(MATERIAL TO PROCESS)
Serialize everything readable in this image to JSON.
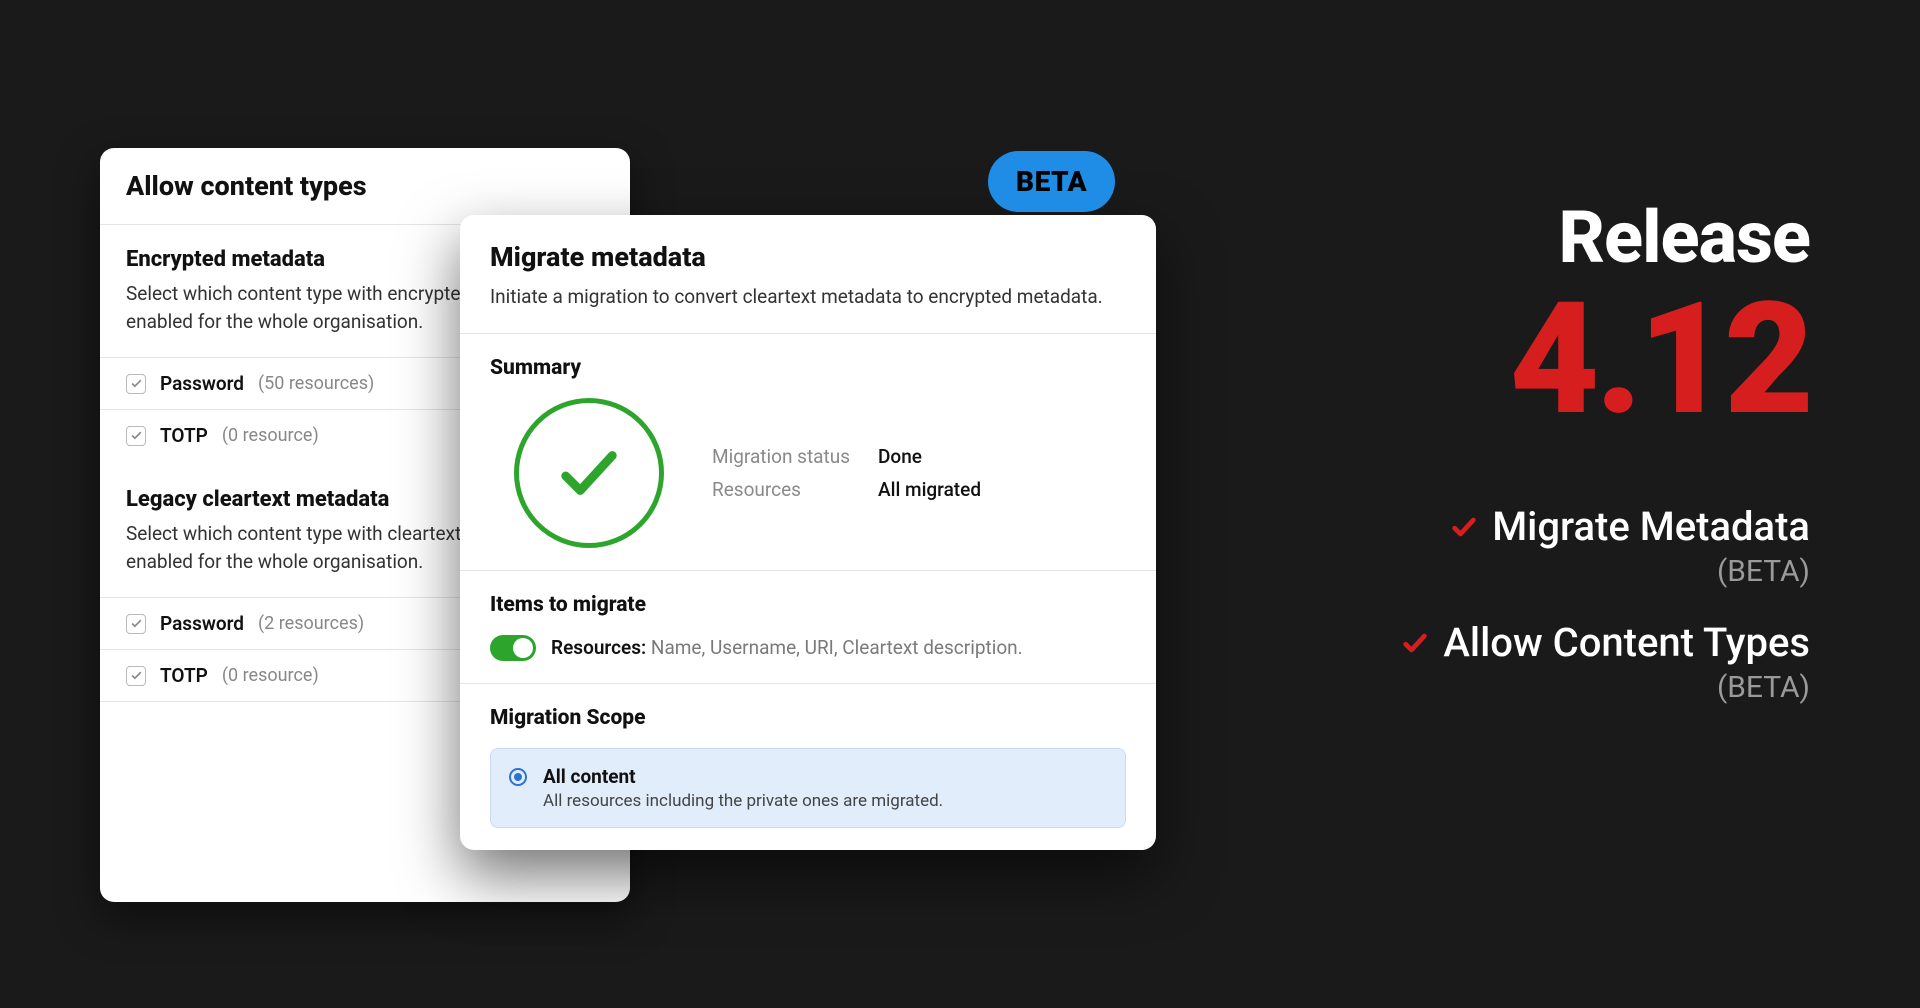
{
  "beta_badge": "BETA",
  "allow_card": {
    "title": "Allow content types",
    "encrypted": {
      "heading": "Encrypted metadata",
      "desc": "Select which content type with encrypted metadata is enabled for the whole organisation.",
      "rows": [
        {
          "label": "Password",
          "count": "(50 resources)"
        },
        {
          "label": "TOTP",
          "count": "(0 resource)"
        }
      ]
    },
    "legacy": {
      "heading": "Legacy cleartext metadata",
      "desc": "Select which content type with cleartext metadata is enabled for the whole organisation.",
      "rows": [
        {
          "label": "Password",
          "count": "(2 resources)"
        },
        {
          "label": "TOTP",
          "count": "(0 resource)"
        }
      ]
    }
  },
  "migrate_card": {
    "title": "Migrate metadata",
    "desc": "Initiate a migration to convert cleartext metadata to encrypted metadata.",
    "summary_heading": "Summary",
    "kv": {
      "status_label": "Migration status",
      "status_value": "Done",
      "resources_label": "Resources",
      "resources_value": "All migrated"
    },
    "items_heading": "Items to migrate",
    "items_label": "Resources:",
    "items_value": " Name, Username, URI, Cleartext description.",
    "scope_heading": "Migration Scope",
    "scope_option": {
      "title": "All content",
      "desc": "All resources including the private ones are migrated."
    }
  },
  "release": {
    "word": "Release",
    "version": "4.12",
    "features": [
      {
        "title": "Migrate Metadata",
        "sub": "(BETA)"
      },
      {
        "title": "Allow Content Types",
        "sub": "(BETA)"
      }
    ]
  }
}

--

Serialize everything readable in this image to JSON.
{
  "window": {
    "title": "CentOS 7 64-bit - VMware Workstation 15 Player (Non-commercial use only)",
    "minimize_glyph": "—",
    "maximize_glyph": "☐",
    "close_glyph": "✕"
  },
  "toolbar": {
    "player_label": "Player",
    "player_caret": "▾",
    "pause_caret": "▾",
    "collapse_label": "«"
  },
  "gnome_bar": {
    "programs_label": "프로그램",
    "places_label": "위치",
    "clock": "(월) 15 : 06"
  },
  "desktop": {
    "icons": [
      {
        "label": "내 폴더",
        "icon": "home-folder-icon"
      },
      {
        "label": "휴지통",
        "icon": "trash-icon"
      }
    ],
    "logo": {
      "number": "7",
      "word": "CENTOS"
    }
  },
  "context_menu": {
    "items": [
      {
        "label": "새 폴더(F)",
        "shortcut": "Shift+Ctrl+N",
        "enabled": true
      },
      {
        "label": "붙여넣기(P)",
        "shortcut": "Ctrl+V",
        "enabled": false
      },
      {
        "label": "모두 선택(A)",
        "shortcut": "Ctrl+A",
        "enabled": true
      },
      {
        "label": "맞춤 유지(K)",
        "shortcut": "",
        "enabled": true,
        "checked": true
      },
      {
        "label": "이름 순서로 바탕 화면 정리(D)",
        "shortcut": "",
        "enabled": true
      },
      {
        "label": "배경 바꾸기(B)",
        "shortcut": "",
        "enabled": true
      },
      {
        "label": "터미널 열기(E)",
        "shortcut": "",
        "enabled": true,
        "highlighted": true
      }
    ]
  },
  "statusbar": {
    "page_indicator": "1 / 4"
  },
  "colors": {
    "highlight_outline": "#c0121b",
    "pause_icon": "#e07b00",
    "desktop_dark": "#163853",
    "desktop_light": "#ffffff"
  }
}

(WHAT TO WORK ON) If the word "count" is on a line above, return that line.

(SOLUTION)
          "count": "(50 resources)"
          "count": "(0 resource)"
          "count": "(2 resources)"
          "count": "(0 resource)"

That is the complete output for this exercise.